Pennywise aids food bank and other charities

VOLUNTEER Anne Vandrie at Pennywise Thrift Shop. (Philip Alves/Vaughan Today)

“Good morning,” Anne Vandrie says to someone who’s just walked into Pennywise Thrift Shop on a Monday morning.

“Customers are coming in,” she says before turning her attention back to the visitor. “Good morning. Wonderful. Thank you very much.”

That’s the way it is at Pennywise, Vandrie says.

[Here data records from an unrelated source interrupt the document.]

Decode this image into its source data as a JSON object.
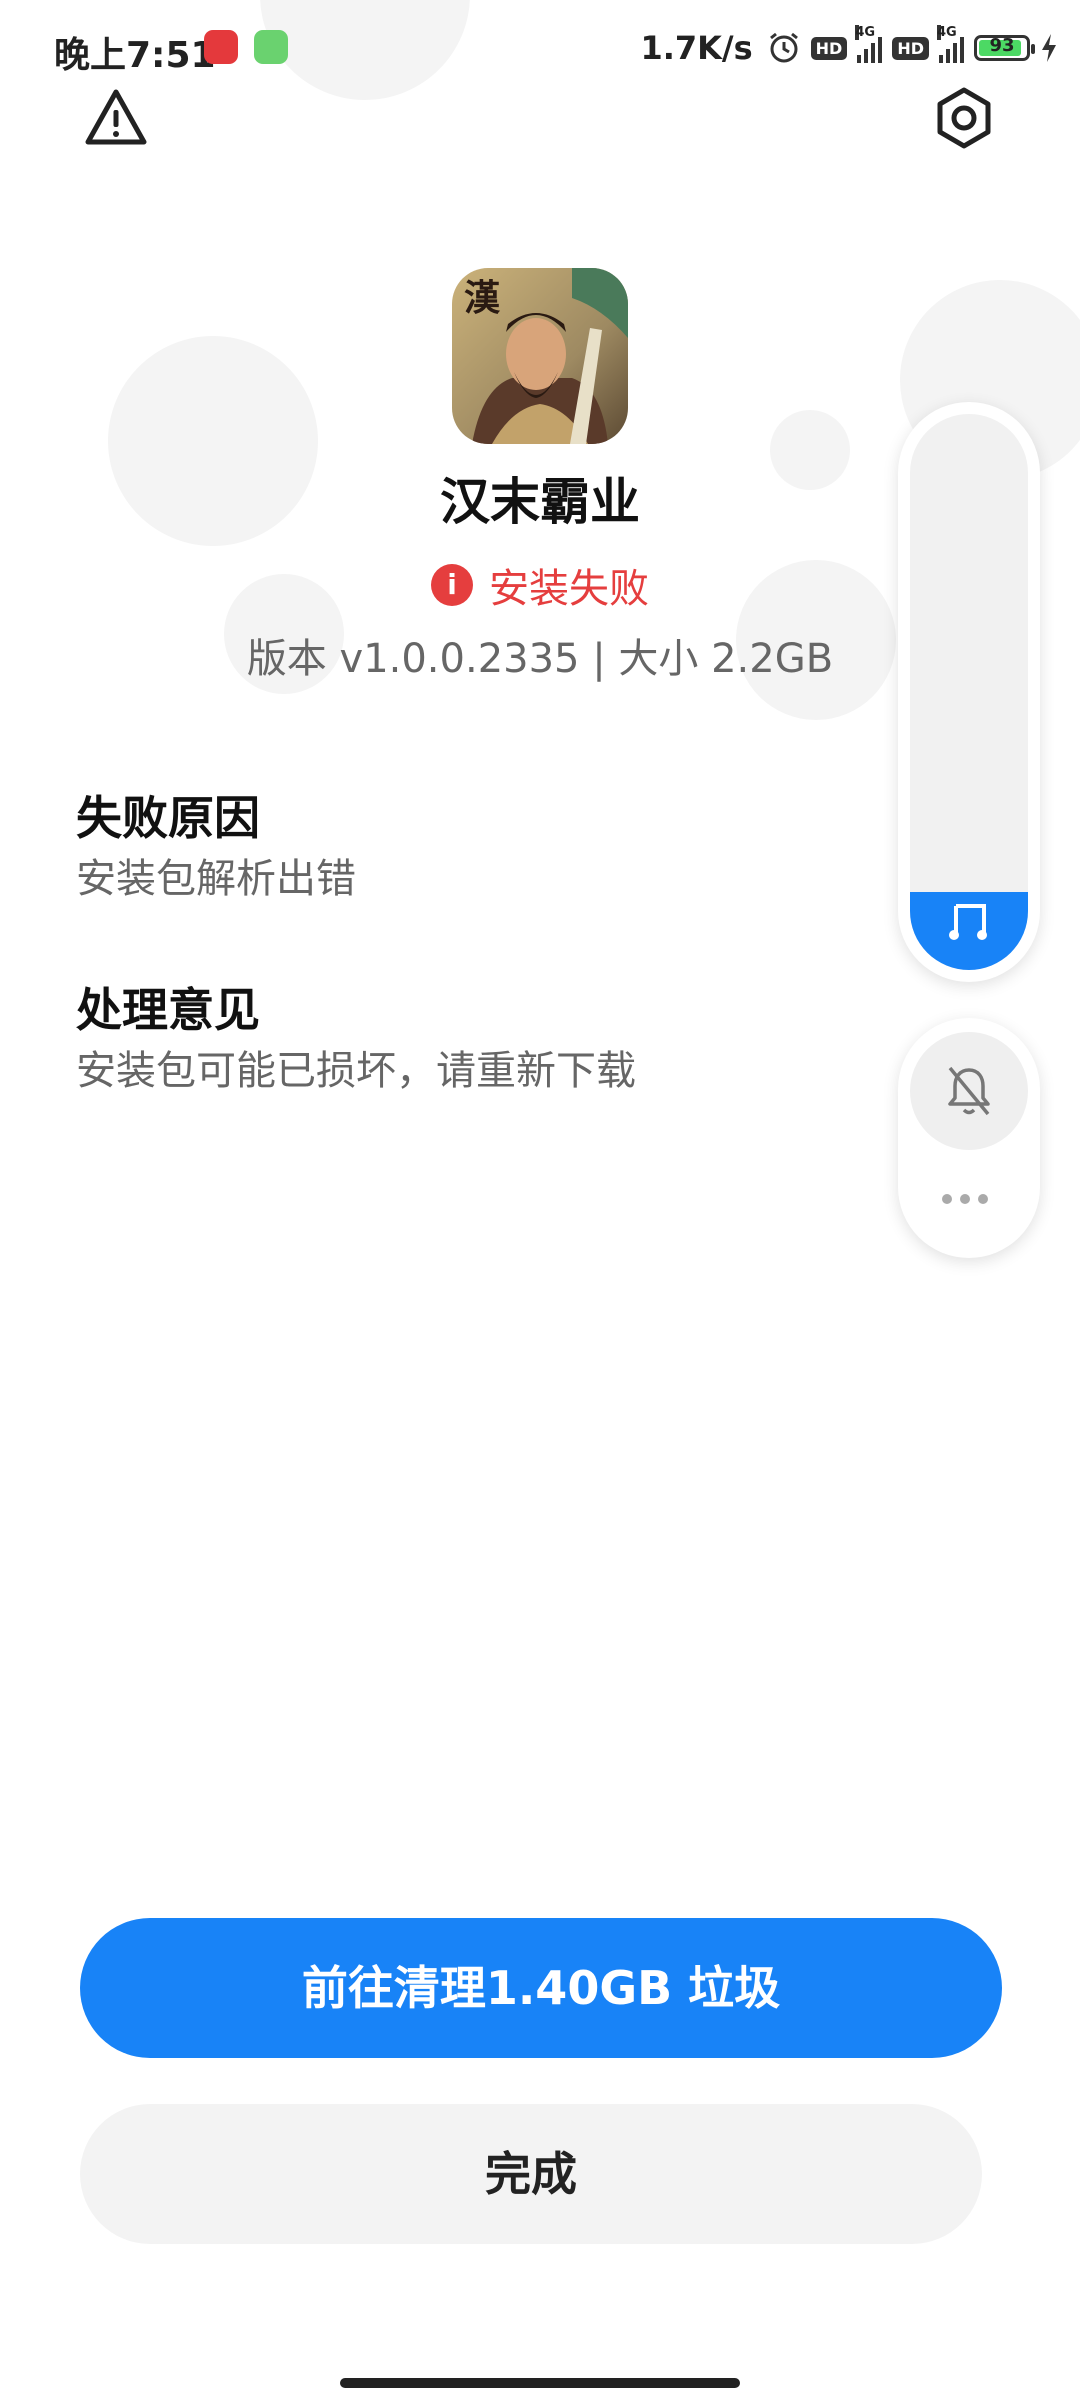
{
  "status_bar": {
    "time": "晚上7:51",
    "network_speed": "1.7K/s",
    "hd_label": "HD",
    "network_type": "4G",
    "battery_level": "93"
  },
  "app": {
    "name": "汉末霸业",
    "icon_glyph": "漢",
    "status": "安装失败",
    "meta": "版本 v1.0.0.2335 | 大小 2.2GB"
  },
  "sections": [
    {
      "title": "失败原因",
      "body": "安装包解析出错"
    },
    {
      "title": "处理意见",
      "body": "安装包可能已损坏，请重新下载"
    }
  ],
  "volume_panel": {
    "level": 0.14
  },
  "actions": {
    "primary_label": "前往清理1.40GB 垃圾",
    "secondary_label": "完成"
  },
  "colors": {
    "accent": "#1883f7",
    "error": "#e53e3e"
  },
  "icons": {
    "top_left": "warning-icon",
    "top_right": "settings-icon",
    "volume": "music-note-icon",
    "ringer": "bell-off-icon",
    "more": "more-dots-icon"
  }
}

People are always friendly when they’re at the Woodbridge institution.

Even so, she says, nowhere near enough people know about the thrift shop and the good work it’s done for the past 27 years.

“There are so many new people coming in and saying, ‘We never knew you were here’,” she says. “They’re just passing here by the door, they’ll go to the doctor’s office or the dentist and then they look in and, ‘Oh, I didn’t know you were here’.”

Located in Market Lane on the top floor of building 1 at 140 Woodbridge Ave., Pennywise Thrift Shop is a volunteer-run charitable organization that collects donations to sell at deeply discounted prices.

The money raised helps support the Yellow Brick House women’s shelter, the Sandgate Women’s Shelter, the Porter Place Men’s Shelter and the Vaughan Food Bank.

“The money that we’re making, we’re paying the rent at the food bank,” Vandrie says. “And then whatever is left over, besides the Yellow Brick House and (the rest), everything goes to the food bank.

“And the Boy Scouts get something and a little donation to the Wallace House because they do a good job, too.”

Pennywise has more to give some years than others. Last year was not so good, Vandrie says.

“But we have been up to $44,000 a year,” she says. “So, hey, that means something if you pay $4 for a pair of jeans and $5 for a coat or a jacket.”

More than just clothing, Pennywise also sells books, movies, toys and games, among other things.

Whatever donations in good condition Pennywise receives that can’t be sold are sent to Yellow Brick, Sandgate and Porter Place shelters, or are distributed to the homeless in Toronto, she says. Some even find its way to Africa.

“I got a lady in on Saturday,” Vandrie says. “She hadn’t been here all winter and I wondered what happened but she had been in Ghana.

“She picked up three big boxes full of shoes — I let them go for lower prices — and she sent them to Ghana,” she adds. “So hey, you have to help people. That’s what we’re here for.”

Now 79, Vandrie has been a volunteer at Pennywise for nearly two decades, she says.

“I have Anne working for me, she’s 82,” she says. “We’re all creeping up there. I’ve been doing this for 18 years. We have been working like busy beavers.”

Vandrie, a retiree and a widow, says she does it partly because she’s got the time, partly because she enjoys the people and has a good time at the thrift shop.

“What the heck is the use sitting at home doing nothing if you can help people down here?” she says. “And it’s fun. You meet such nice people and you have a laugh here and there. It’s great.”

Vaughan Today
In print: May 8, 2009, page 9
Online: May 13, 2009 [link]